Task prompt:
When a line in the entries below contains the word "index", copy that line.

Supplied material:
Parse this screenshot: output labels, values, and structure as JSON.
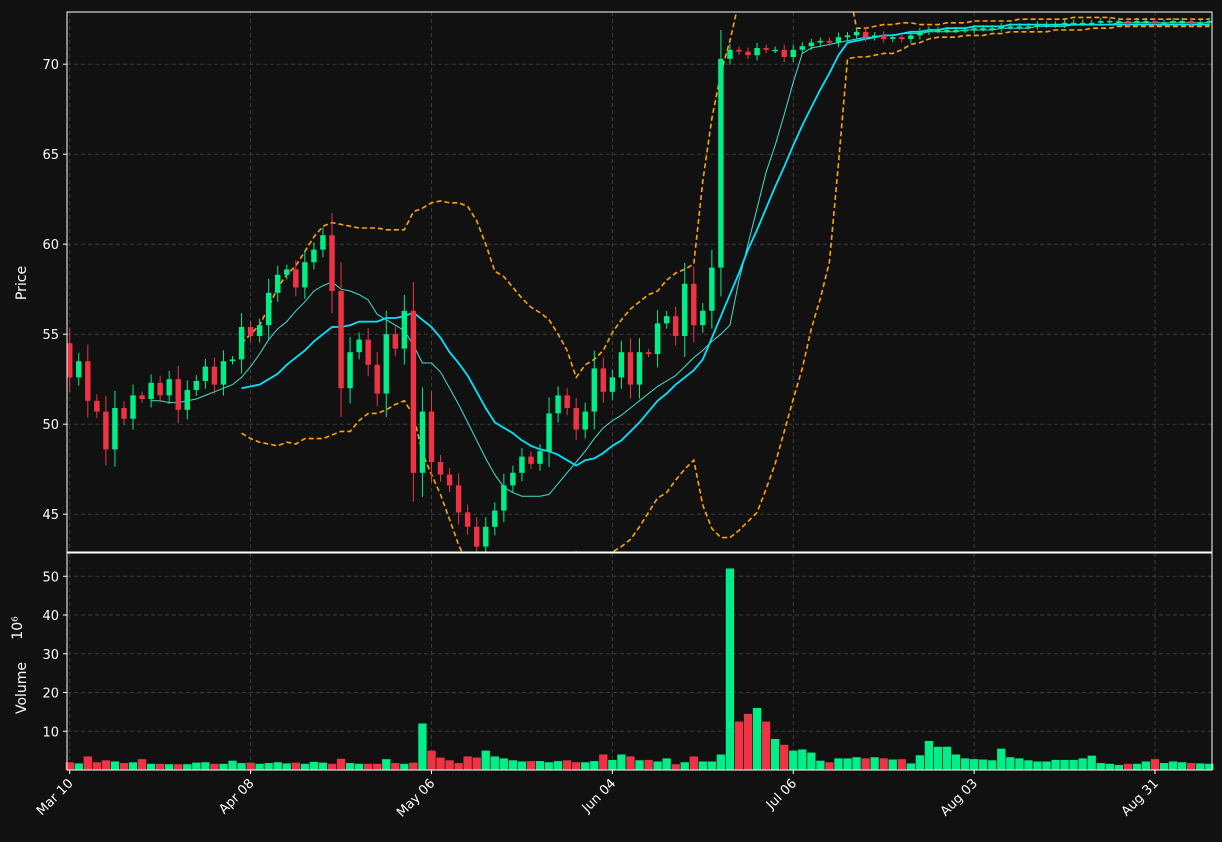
{
  "colors": {
    "background": "#111111",
    "frame": "#ffffff",
    "grid": "#3a3a3a",
    "up": "#00ee88",
    "down": "#ee3344",
    "sma_short": "#40e0d0",
    "sma_long": "#00e5ff",
    "bands": "#ffa500"
  },
  "chart_data": [
    {
      "type": "candlestick",
      "ylabel": "Price",
      "ylim": [
        42.9,
        72.9
      ],
      "yticks": [
        45,
        50,
        55,
        60,
        65,
        70
      ],
      "xlim": [
        -0.3,
        126.3
      ],
      "xticks": [
        {
          "index": 0,
          "label": "Mar 10"
        },
        {
          "index": 20,
          "label": "Apr 08"
        },
        {
          "index": 40,
          "label": "May 06"
        },
        {
          "index": 60,
          "label": "Jun 04"
        },
        {
          "index": 80,
          "label": "Jul 06"
        },
        {
          "index": 100,
          "label": "Aug 03"
        },
        {
          "index": 120,
          "label": "Aug 31"
        }
      ],
      "grid": true,
      "close": [
        52.6,
        53.5,
        51.3,
        50.7,
        48.6,
        50.9,
        50.3,
        51.6,
        51.4,
        52.3,
        51.6,
        52.5,
        50.8,
        51.9,
        52.4,
        53.2,
        52.2,
        53.5,
        53.6,
        55.4,
        54.9,
        55.5,
        57.3,
        58.3,
        58.6,
        57.6,
        59.0,
        59.7,
        60.5,
        57.4,
        52.0,
        54.0,
        54.7,
        53.3,
        51.7,
        55.0,
        54.2,
        56.3,
        47.3,
        50.7,
        47.9,
        47.2,
        46.6,
        45.1,
        44.3,
        43.2,
        44.3,
        45.2,
        46.6,
        47.3,
        48.2,
        47.8,
        48.5,
        50.6,
        51.6,
        50.9,
        49.7,
        50.7,
        53.1,
        51.8,
        52.6,
        54.0,
        52.2,
        54.0,
        53.9,
        55.6,
        56.0,
        54.9,
        57.8,
        55.5,
        56.3,
        58.7,
        70.3,
        70.8,
        70.7,
        70.5,
        70.9,
        70.8,
        70.8,
        70.4,
        70.8,
        71.0,
        71.2,
        71.3,
        71.2,
        71.5,
        71.6,
        71.8,
        71.5,
        71.6,
        71.4,
        71.5,
        71.4,
        71.6,
        71.8,
        71.9,
        71.9,
        71.9,
        71.9,
        71.9,
        72.0,
        72.0,
        72.0,
        72.1,
        72.1,
        72.1,
        72.1,
        72.2,
        72.2,
        72.2,
        72.3,
        72.3,
        72.3,
        72.3,
        72.4,
        72.4,
        72.4,
        72.3,
        72.4,
        72.4,
        72.3,
        72.3,
        72.4,
        72.4,
        72.3,
        72.3,
        72.4
      ],
      "sma_short": [
        null,
        null,
        null,
        null,
        null,
        null,
        null,
        null,
        null,
        51.3,
        51.3,
        51.2,
        51.2,
        51.3,
        51.4,
        51.6,
        51.8,
        52.0,
        52.2,
        52.6,
        53.2,
        53.9,
        54.7,
        55.3,
        55.7,
        56.3,
        56.8,
        57.4,
        57.7,
        57.9,
        57.5,
        57.4,
        57.2,
        56.9,
        56.1,
        55.8,
        55.5,
        55.2,
        54.4,
        53.4,
        53.4,
        52.9,
        52.0,
        51.1,
        50.1,
        49.1,
        48.1,
        47.2,
        46.5,
        46.2,
        46.0,
        46.0,
        46.0,
        46.1,
        46.7,
        47.3,
        47.9,
        48.5,
        49.2,
        49.8,
        50.2,
        50.5,
        50.9,
        51.3,
        51.7,
        52.1,
        52.4,
        52.7,
        53.2,
        53.7,
        54.1,
        54.6,
        55.0,
        55.5,
        58.0,
        60.0,
        62.0,
        64.0,
        65.5,
        67.2,
        69.0,
        70.6,
        70.9,
        71.0,
        71.1,
        71.2,
        71.3,
        71.4,
        71.5,
        71.5,
        71.6,
        71.6,
        71.7,
        71.7,
        71.7,
        71.8,
        71.8,
        71.8,
        71.8,
        71.9,
        71.9,
        71.9,
        71.9,
        72.0,
        72.0,
        72.0,
        72.0,
        72.1,
        72.1,
        72.1,
        72.1,
        72.2,
        72.2,
        72.2,
        72.2,
        72.2,
        72.3,
        72.3,
        72.3,
        72.3,
        72.3,
        72.3,
        72.3,
        72.3,
        72.3,
        72.3,
        72.3
      ],
      "sma_long": [
        null,
        null,
        null,
        null,
        null,
        null,
        null,
        null,
        null,
        null,
        null,
        null,
        null,
        null,
        null,
        null,
        null,
        null,
        null,
        52.0,
        52.1,
        52.2,
        52.5,
        52.8,
        53.3,
        53.7,
        54.1,
        54.6,
        55.0,
        55.4,
        55.4,
        55.5,
        55.7,
        55.7,
        55.7,
        55.9,
        55.9,
        56.0,
        56.2,
        55.8,
        55.4,
        54.8,
        54.0,
        53.4,
        52.7,
        51.8,
        50.9,
        50.1,
        49.8,
        49.5,
        49.1,
        48.8,
        48.6,
        48.5,
        48.3,
        48.0,
        47.7,
        48.0,
        48.1,
        48.4,
        48.8,
        49.1,
        49.6,
        50.1,
        50.7,
        51.3,
        51.7,
        52.2,
        52.6,
        53.0,
        53.6,
        54.8,
        56.0,
        57.2,
        58.4,
        59.7,
        60.8,
        62.0,
        63.2,
        64.3,
        65.5,
        66.6,
        67.6,
        68.6,
        69.5,
        70.5,
        71.2,
        71.3,
        71.4,
        71.5,
        71.6,
        71.6,
        71.7,
        71.8,
        71.8,
        71.9,
        71.9,
        72.0,
        72.0,
        72.0,
        72.1,
        72.1,
        72.1,
        72.1,
        72.2,
        72.2,
        72.2,
        72.2,
        72.2,
        72.2,
        72.2,
        72.2,
        72.2,
        72.2,
        72.2,
        72.2,
        72.2,
        72.2,
        72.2,
        72.2,
        72.2,
        72.2,
        72.2,
        72.2,
        72.2,
        72.2,
        72.2
      ],
      "upper_band": [
        null,
        null,
        null,
        null,
        null,
        null,
        null,
        null,
        null,
        null,
        null,
        null,
        null,
        null,
        null,
        null,
        null,
        null,
        null,
        54.5,
        55.0,
        55.5,
        56.5,
        57.6,
        58.3,
        58.8,
        59.6,
        60.4,
        61.0,
        61.2,
        61.1,
        61.0,
        60.9,
        60.9,
        60.9,
        60.8,
        60.8,
        60.8,
        61.8,
        62.0,
        62.3,
        62.4,
        62.3,
        62.3,
        62.1,
        61.3,
        60.0,
        58.5,
        58.2,
        57.6,
        57.0,
        56.5,
        56.2,
        55.8,
        55.0,
        54.1,
        52.6,
        53.3,
        53.6,
        54.1,
        55.1,
        55.8,
        56.4,
        56.8,
        57.2,
        57.4,
        58.0,
        58.4,
        58.6,
        58.9,
        63.5,
        67.0,
        69.5,
        71.3,
        73.5,
        75.0,
        76.3,
        77.5,
        78.2,
        78.6,
        78.6,
        78.4,
        78.1,
        77.6,
        76.5,
        75.5,
        74.5,
        72.0,
        72.0,
        72.1,
        72.2,
        72.2,
        72.3,
        72.3,
        72.2,
        72.2,
        72.2,
        72.3,
        72.3,
        72.3,
        72.4,
        72.4,
        72.4,
        72.4,
        72.4,
        72.5,
        72.5,
        72.5,
        72.5,
        72.5,
        72.5,
        72.6,
        72.6,
        72.6,
        72.6,
        72.6,
        72.5,
        72.5,
        72.5,
        72.5,
        72.5,
        72.5,
        72.5,
        72.5,
        72.5,
        72.5,
        72.5
      ],
      "lower_band": [
        null,
        null,
        null,
        null,
        null,
        null,
        null,
        null,
        null,
        null,
        null,
        null,
        null,
        null,
        null,
        null,
        null,
        null,
        null,
        49.5,
        49.2,
        49.0,
        48.9,
        48.8,
        49.0,
        48.9,
        49.2,
        49.2,
        49.2,
        49.4,
        49.6,
        49.6,
        50.2,
        50.6,
        50.6,
        50.8,
        51.1,
        51.3,
        50.5,
        48.4,
        47.2,
        46.1,
        44.7,
        43.3,
        42.2,
        41.3,
        40.5,
        39.8,
        39.7,
        39.8,
        40.0,
        40.4,
        41.0,
        41.8,
        42.4,
        42.8,
        42.9,
        42.7,
        42.6,
        42.7,
        42.9,
        43.2,
        43.6,
        44.3,
        45.1,
        45.9,
        46.2,
        46.9,
        47.5,
        48.0,
        45.5,
        44.2,
        43.7,
        43.7,
        44.1,
        44.6,
        45.1,
        46.4,
        47.8,
        49.6,
        51.4,
        53.1,
        55.3,
        57.0,
        59.0,
        64.5,
        70.3,
        70.4,
        70.4,
        70.5,
        70.6,
        70.6,
        70.8,
        71.1,
        71.2,
        71.4,
        71.5,
        71.5,
        71.5,
        71.6,
        71.6,
        71.6,
        71.7,
        71.7,
        71.8,
        71.8,
        71.8,
        71.8,
        71.8,
        71.9,
        71.9,
        71.9,
        71.9,
        72.0,
        72.0,
        72.0,
        72.1,
        72.1,
        72.1,
        72.1,
        72.1,
        72.1,
        72.1,
        72.1,
        72.1,
        72.1,
        72.1
      ]
    },
    {
      "type": "bar",
      "ylabel": "Volume",
      "yscale_label": "10⁶",
      "ylim": [
        0,
        56
      ],
      "yticks": [
        10,
        20,
        30,
        40,
        50
      ],
      "values": [
        2,
        1.7,
        3.5,
        2,
        2.5,
        2.2,
        1.8,
        2,
        2.8,
        1.6,
        1.6,
        1.5,
        1.5,
        1.5,
        1.9,
        2,
        1.6,
        1.6,
        2.4,
        1.8,
        1.9,
        1.6,
        1.8,
        2,
        1.7,
        1.9,
        1.6,
        2.1,
        1.9,
        1.6,
        2.9,
        1.8,
        1.6,
        1.6,
        1.6,
        2.8,
        1.8,
        1.6,
        1.9,
        12,
        5,
        3.2,
        2.5,
        1.8,
        3.5,
        3.2,
        5,
        3.5,
        3,
        2.5,
        2.2,
        2.3,
        2.3,
        2,
        2.3,
        2.5,
        2,
        2,
        2.3,
        4,
        2.6,
        4,
        3.5,
        2.5,
        2.6,
        2.2,
        3,
        1.5,
        2,
        3.5,
        2.2,
        2.2,
        4,
        52,
        12.5,
        14.5,
        16,
        12.5,
        8,
        6.5,
        5,
        5.3,
        4.5,
        2.4,
        2,
        3,
        3,
        3.3,
        3,
        3.3,
        3,
        2.7,
        2.8,
        1.7,
        3.8,
        7.5,
        6,
        6,
        4,
        3,
        2.8,
        2.7,
        2.5,
        5.5,
        3.3,
        3,
        2.5,
        2.2,
        2.2,
        2.6,
        2.6,
        2.6,
        3,
        3.7,
        1.8,
        1.6,
        1.3,
        1.6,
        1.6,
        2.2,
        2.8,
        1.8,
        2.2,
        2,
        1.8,
        1.7,
        1.6
      ]
    }
  ]
}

Answer to this exercise:
          "index": 0,
          "index": 20,
          "index": 40,
          "index": 60,
          "index": 80,
          "index": 100,
          "index": 120,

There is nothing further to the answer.